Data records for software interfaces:
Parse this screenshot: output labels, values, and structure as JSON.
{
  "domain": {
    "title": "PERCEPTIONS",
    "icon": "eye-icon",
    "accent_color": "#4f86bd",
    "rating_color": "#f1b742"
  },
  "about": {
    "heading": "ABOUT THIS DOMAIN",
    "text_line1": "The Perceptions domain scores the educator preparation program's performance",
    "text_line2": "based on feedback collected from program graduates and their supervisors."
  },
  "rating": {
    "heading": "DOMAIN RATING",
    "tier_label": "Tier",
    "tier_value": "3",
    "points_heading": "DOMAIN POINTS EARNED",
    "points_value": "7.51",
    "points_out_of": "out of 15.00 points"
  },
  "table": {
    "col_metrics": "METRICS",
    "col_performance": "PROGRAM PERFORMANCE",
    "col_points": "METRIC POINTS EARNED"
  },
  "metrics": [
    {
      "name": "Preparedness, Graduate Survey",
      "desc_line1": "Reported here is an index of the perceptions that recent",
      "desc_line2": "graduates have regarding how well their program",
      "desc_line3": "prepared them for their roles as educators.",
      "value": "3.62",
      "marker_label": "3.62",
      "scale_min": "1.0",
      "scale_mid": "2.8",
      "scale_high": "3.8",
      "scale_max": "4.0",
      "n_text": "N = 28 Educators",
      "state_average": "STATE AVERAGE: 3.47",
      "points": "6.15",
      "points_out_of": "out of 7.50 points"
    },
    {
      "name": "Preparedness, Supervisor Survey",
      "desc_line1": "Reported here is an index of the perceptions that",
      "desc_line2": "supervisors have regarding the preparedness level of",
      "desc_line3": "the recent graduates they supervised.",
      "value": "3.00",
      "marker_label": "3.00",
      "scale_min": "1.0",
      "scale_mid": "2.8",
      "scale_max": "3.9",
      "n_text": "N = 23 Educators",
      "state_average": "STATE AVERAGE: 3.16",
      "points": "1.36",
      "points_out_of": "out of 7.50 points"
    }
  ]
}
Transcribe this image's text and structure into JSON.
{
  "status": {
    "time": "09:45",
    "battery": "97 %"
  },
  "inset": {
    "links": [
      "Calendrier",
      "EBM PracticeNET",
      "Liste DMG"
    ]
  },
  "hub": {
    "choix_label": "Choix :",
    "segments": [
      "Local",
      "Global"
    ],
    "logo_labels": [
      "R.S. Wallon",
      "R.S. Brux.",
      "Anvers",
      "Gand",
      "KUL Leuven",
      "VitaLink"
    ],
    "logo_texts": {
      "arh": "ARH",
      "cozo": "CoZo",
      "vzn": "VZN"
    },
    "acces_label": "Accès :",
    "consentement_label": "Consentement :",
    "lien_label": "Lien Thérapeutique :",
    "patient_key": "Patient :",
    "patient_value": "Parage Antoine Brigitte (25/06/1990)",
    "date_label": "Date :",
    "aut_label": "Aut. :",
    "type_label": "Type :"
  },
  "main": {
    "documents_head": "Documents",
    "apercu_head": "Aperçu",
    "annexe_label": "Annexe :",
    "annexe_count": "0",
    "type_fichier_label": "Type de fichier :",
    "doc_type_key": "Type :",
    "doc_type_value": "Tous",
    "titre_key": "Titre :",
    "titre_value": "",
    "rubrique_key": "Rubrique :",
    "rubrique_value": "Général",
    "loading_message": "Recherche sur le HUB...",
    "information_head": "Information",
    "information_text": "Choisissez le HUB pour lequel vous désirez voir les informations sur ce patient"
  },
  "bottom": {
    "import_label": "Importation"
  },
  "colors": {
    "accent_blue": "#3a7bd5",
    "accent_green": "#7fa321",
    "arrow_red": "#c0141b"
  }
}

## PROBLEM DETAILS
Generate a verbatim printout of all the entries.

## TASK OUTPUT
Parse this screenshot: output labels, values, and structure as JSON.
{
  "domain": {
    "title": "PERCEPTIONS",
    "icon": "eye-icon",
    "accent_color": "#4f86bd",
    "rating_color": "#f1b742"
  },
  "about": {
    "heading": "ABOUT THIS DOMAIN",
    "text_line1": "The Perceptions domain scores the educator preparation program's performance",
    "text_line2": "based on feedback collected from program graduates and their supervisors."
  },
  "rating": {
    "heading": "DOMAIN RATING",
    "tier_label": "Tier",
    "tier_value": "3",
    "points_heading": "DOMAIN POINTS EARNED",
    "points_value": "7.51",
    "points_out_of": "out of 15.00 points"
  },
  "table": {
    "col_metrics": "METRICS",
    "col_performance": "PROGRAM PERFORMANCE",
    "col_points": "METRIC POINTS EARNED"
  },
  "metrics": [
    {
      "name": "Preparedness, Graduate Survey",
      "desc_line1": "Reported here is an index of the perceptions that recent",
      "desc_line2": "graduates have regarding how well their program",
      "desc_line3": "prepared them for their roles as educators.",
      "value": "3.62",
      "marker_label": "3.62",
      "scale_min": "1.0",
      "scale_mid": "2.8",
      "scale_high": "3.8",
      "scale_max": "4.0",
      "n_text": "N = 28 Educators",
      "state_average": "STATE AVERAGE: 3.47",
      "points": "6.15",
      "points_out_of": "out of 7.50 points"
    },
    {
      "name": "Preparedness, Supervisor Survey",
      "desc_line1": "Reported here is an index of the perceptions that",
      "desc_line2": "supervisors have regarding the preparedness level of",
      "desc_line3": "the recent graduates they supervised.",
      "value": "3.00",
      "marker_label": "3.00",
      "scale_min": "1.0",
      "scale_mid": "2.8",
      "scale_max": "3.9",
      "n_text": "N = 23 Educators",
      "state_average": "STATE AVERAGE: 3.16",
      "points": "1.36",
      "points_out_of": "out of 7.50 points"
    }
  ]
}
Transcribe this image's text and structure into JSON.
{
  "status": {
    "time": "09:45",
    "battery": "97 %"
  },
  "inset": {
    "links": [
      "Calendrier",
      "EBM PracticeNET",
      "Liste DMG"
    ]
  },
  "hub": {
    "choix_label": "Choix :",
    "segments": [
      "Local",
      "Global"
    ],
    "logo_labels": [
      "R.S. Wallon",
      "R.S. Brux.",
      "Anvers",
      "Gand",
      "KUL Leuven",
      "VitaLink"
    ],
    "logo_texts": {
      "arh": "ARH",
      "cozo": "CoZo",
      "vzn": "VZN"
    },
    "acces_label": "Accès :",
    "consentement_label": "Consentement :",
    "lien_label": "Lien Thérapeutique :",
    "patient_key": "Patient :",
    "patient_value": "Parage Antoine Brigitte (25/06/1990)",
    "date_label": "Date :",
    "aut_label": "Aut. :",
    "type_label": "Type :"
  },
  "main": {
    "documents_head": "Documents",
    "apercu_head": "Aperçu",
    "annexe_label": "Annexe :",
    "annexe_count": "0",
    "type_fichier_label": "Type de fichier :",
    "doc_type_key": "Type :",
    "doc_type_value": "Tous",
    "titre_key": "Titre :",
    "titre_value": "",
    "rubrique_key": "Rubrique :",
    "rubrique_value": "Général",
    "loading_message": "Recherche sur le HUB...",
    "information_head": "Information",
    "information_text": "Choisissez le HUB pour lequel vous désirez voir les informations sur ce patient"
  },
  "bottom": {
    "import_label": "Importation"
  },
  "colors": {
    "accent_blue": "#3a7bd5",
    "accent_green": "#7fa321",
    "arrow_red": "#c0141b"
  }
}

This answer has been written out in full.